As an example, consider cruise control. In this case, the system is a car. The goal of cruise control is to keep the car at a constant speed. Here, the output variable of the system is the speed of the car. The primary means to control the speed of the car is the amount of gas being fed into the engine.

A simple way to implement cruise control is to lock the position of the throttle the moment the driver engages cruise control. This is fine if the car is driving on perfectly flat terrain. On hilly terrain, the car will slow down when going uphill and accelerate when going downhill; something its driver may find highly undesirable.

This type of controller is called an open-loop controller because there is no direct connection between the output of the system and its input. One of the main disadvantages of this type of controller is the lack of sensitivity to the dynamics of the system under control.

## Classical control theory

To avoid the problems of the open-loop controller, control theory introduces feedback. The output of the system y is fed back to the reference value r. The controller C then takes the difference between the reference and the output, the error e, to change the inputs u to the system under control P. This is shown in the figure. This kind of controller is a closed-loop controller or feedback controller.

A simple feedback control loop

If we assume the controller C and the plant P are linear, time-invariant and all single input, single output, we can analyze the system above by using the Laplace transform on the variables. This gives us the following relations:

$Y(s) = P(s) U(s)\,\!$
$U(s) = C(s) E(s)\,\!$
$E(s) = R(s) - Y(s)\,\!$

Solving for Y(s) in terms of R(s), we obtain:

$Y(s) = \left( \frac{PC}{1 + PC} \right) R(s)$

The term PC/(1 + PC) is referred to as the transfer function of the system. If we can ensure PC >> 1, then Y(s) is approximately equal to R(s). This means we control the output by simply setting the reference.

## Stability

Stability in control theory means that for any bounded input over any amount of time, the output will also be bounded. Mathematically, that means for a system to be stable all the poles of its transfer function must lie in the left half of the complex plane. Or more simply put, the real part of every complex number that makes the transfer function become infinite, has to be negative for the whole system to be stable.

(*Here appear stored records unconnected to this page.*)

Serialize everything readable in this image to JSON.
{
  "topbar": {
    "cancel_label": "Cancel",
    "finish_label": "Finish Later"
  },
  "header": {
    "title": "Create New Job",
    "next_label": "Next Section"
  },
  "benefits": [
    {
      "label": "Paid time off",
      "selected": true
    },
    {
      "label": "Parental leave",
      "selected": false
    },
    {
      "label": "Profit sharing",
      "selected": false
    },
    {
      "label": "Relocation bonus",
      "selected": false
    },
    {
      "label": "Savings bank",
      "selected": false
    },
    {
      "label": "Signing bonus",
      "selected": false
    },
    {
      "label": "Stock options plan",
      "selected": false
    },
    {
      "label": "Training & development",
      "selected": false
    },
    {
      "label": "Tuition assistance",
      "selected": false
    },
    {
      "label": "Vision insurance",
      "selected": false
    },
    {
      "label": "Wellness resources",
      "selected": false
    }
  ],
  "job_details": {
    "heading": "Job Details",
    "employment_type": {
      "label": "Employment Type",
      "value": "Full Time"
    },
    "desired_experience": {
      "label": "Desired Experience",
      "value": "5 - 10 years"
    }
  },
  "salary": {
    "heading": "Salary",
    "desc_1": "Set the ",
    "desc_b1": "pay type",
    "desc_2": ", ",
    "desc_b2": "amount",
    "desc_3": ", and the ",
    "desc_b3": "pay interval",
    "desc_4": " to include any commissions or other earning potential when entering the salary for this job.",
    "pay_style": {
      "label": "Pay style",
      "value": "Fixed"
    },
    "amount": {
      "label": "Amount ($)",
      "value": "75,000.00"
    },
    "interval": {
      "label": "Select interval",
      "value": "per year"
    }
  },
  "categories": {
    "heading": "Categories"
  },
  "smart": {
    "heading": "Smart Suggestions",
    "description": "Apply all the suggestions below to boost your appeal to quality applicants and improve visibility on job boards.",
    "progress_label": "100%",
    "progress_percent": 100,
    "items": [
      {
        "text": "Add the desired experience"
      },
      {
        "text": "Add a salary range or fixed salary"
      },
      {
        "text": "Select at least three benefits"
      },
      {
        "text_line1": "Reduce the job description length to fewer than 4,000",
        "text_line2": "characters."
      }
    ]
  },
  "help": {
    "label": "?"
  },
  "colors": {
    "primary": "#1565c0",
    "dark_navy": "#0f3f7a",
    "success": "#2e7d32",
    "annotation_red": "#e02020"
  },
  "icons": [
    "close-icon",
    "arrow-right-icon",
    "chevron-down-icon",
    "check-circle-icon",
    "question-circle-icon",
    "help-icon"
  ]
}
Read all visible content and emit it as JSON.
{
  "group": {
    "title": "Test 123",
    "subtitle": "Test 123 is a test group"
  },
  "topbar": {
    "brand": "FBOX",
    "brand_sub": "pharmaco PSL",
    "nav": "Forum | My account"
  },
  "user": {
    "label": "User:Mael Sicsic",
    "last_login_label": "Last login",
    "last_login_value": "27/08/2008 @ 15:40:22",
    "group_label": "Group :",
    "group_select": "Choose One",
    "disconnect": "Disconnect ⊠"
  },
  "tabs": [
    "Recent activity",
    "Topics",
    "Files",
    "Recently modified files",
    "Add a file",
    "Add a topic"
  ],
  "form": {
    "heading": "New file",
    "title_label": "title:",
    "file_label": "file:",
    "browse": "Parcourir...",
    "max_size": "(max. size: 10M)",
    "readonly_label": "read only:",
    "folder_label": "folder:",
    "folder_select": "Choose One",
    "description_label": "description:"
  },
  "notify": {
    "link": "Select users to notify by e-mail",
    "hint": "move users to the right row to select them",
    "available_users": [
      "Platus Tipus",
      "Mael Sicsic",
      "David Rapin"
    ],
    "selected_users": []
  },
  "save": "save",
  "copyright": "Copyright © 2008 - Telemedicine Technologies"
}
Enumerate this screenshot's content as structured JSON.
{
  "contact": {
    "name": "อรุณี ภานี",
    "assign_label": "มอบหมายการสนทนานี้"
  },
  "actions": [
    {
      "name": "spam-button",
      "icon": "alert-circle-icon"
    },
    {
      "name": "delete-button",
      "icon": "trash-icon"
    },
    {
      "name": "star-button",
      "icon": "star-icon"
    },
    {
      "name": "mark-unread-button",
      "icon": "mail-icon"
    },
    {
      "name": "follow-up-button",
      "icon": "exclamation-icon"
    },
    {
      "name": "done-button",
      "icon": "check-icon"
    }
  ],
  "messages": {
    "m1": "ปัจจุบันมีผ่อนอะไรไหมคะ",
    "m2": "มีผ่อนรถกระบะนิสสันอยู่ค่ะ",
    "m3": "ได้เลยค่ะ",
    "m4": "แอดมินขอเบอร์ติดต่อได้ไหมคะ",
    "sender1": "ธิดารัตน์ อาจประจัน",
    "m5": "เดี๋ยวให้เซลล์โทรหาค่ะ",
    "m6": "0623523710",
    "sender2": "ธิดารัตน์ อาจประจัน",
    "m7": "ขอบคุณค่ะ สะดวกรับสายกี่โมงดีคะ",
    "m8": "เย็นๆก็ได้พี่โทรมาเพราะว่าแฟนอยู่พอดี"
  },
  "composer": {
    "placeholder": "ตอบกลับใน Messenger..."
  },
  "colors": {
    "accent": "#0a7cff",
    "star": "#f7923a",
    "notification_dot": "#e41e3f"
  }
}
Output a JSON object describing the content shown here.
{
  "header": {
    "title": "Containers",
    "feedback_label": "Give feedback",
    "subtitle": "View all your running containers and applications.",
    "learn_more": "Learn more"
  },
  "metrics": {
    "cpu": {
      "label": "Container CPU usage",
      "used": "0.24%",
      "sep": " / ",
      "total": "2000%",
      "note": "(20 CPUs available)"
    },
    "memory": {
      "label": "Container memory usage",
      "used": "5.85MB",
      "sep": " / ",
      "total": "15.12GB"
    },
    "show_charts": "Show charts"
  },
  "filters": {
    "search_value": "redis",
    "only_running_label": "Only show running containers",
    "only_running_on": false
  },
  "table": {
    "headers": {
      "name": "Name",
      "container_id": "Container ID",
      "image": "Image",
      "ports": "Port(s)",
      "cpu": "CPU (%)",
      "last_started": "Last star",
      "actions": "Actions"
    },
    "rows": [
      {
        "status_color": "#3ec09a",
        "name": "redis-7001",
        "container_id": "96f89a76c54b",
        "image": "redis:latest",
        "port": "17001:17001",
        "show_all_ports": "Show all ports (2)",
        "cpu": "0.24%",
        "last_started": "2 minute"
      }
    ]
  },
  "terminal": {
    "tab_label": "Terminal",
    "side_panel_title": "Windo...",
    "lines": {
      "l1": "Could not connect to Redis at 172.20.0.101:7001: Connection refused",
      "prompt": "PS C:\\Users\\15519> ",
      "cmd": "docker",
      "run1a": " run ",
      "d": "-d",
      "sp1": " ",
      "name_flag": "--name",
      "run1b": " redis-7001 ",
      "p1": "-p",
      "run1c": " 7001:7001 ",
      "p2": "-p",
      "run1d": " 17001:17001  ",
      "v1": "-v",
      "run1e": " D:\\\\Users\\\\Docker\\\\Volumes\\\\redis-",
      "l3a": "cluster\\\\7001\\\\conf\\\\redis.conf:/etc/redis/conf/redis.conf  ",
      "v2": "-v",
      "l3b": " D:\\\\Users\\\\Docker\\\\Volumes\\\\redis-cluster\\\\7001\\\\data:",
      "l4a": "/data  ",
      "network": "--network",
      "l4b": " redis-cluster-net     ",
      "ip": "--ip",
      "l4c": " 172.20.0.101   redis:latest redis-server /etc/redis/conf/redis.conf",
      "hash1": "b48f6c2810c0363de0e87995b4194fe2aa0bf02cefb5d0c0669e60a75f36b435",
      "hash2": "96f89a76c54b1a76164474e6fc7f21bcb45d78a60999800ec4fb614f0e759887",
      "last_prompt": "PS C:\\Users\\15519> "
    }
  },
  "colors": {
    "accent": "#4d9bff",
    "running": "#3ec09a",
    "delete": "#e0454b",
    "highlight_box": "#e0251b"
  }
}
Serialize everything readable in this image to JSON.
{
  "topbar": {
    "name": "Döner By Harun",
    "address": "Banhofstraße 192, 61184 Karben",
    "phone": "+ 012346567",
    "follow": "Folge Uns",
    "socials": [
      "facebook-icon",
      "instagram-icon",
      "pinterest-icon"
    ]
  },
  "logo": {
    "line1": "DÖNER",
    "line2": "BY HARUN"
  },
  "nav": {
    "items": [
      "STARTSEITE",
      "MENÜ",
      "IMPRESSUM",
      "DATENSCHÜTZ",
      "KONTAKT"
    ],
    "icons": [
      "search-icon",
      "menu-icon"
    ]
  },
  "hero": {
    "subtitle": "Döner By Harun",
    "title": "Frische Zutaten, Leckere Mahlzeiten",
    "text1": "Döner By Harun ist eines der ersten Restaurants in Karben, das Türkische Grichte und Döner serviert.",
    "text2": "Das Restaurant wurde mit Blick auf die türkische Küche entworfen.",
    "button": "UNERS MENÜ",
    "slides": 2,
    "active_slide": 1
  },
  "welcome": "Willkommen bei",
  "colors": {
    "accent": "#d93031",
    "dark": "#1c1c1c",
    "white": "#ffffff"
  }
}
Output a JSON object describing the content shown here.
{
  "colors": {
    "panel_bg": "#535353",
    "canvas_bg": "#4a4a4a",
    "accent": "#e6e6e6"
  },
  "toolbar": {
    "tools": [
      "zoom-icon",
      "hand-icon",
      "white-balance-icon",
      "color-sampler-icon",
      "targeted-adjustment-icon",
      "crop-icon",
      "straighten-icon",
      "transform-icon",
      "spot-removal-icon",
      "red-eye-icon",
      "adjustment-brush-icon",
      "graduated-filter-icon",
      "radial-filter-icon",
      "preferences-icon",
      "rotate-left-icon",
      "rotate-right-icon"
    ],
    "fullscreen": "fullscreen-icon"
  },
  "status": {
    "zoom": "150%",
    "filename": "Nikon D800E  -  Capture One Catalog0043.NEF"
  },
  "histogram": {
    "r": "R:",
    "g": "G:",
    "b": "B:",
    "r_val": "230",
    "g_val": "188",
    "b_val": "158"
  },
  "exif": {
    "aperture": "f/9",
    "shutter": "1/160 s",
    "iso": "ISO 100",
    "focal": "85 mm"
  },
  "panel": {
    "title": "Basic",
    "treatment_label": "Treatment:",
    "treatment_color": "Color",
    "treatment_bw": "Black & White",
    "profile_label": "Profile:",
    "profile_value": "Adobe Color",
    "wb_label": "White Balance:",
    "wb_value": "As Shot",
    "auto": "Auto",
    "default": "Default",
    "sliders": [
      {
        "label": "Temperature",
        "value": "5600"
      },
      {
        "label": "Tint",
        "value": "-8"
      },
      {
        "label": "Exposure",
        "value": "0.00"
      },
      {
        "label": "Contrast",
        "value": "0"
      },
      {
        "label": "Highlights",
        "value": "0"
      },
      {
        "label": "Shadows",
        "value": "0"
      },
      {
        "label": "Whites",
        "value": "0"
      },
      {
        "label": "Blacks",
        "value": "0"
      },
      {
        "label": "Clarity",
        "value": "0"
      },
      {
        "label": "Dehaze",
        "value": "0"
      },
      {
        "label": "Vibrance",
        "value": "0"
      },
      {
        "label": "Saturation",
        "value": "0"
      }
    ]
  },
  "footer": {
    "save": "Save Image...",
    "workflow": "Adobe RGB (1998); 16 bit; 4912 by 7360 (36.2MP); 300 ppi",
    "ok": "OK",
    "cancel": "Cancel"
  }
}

Systems whose response neither decays nor grows over time are referred to as marginally stable.

## Controllability and observability

See controllability and observability.

## Appendix A

Derivation of transfer function:

 $Y(s) = P(s) U(s)\,\!$ (1) $U(s) = C(s) E(s)\,\!$ (2) $E(s) = R(s) - Y(s)\,\!$ (3) (1) + (2) $Y = P C E\,\!$ (4) (4) + (3) $Y = P C ( R - Y )\,\!$ $Y = P C R - P C Y\,\!$ Expanding out ( R − Y ) $Y + P C Y = P C R\,\!$ Moving P C Y to the left hand side $Y ( 1 + P C ) = P C R\,\!$ Consolidating the common term Y $Y = \frac{P C R}{1 + P C}$ Isolating out the term Y $Y = \frac{P C}{1 + P C} R$ (5)

03-10-2013 05:06:04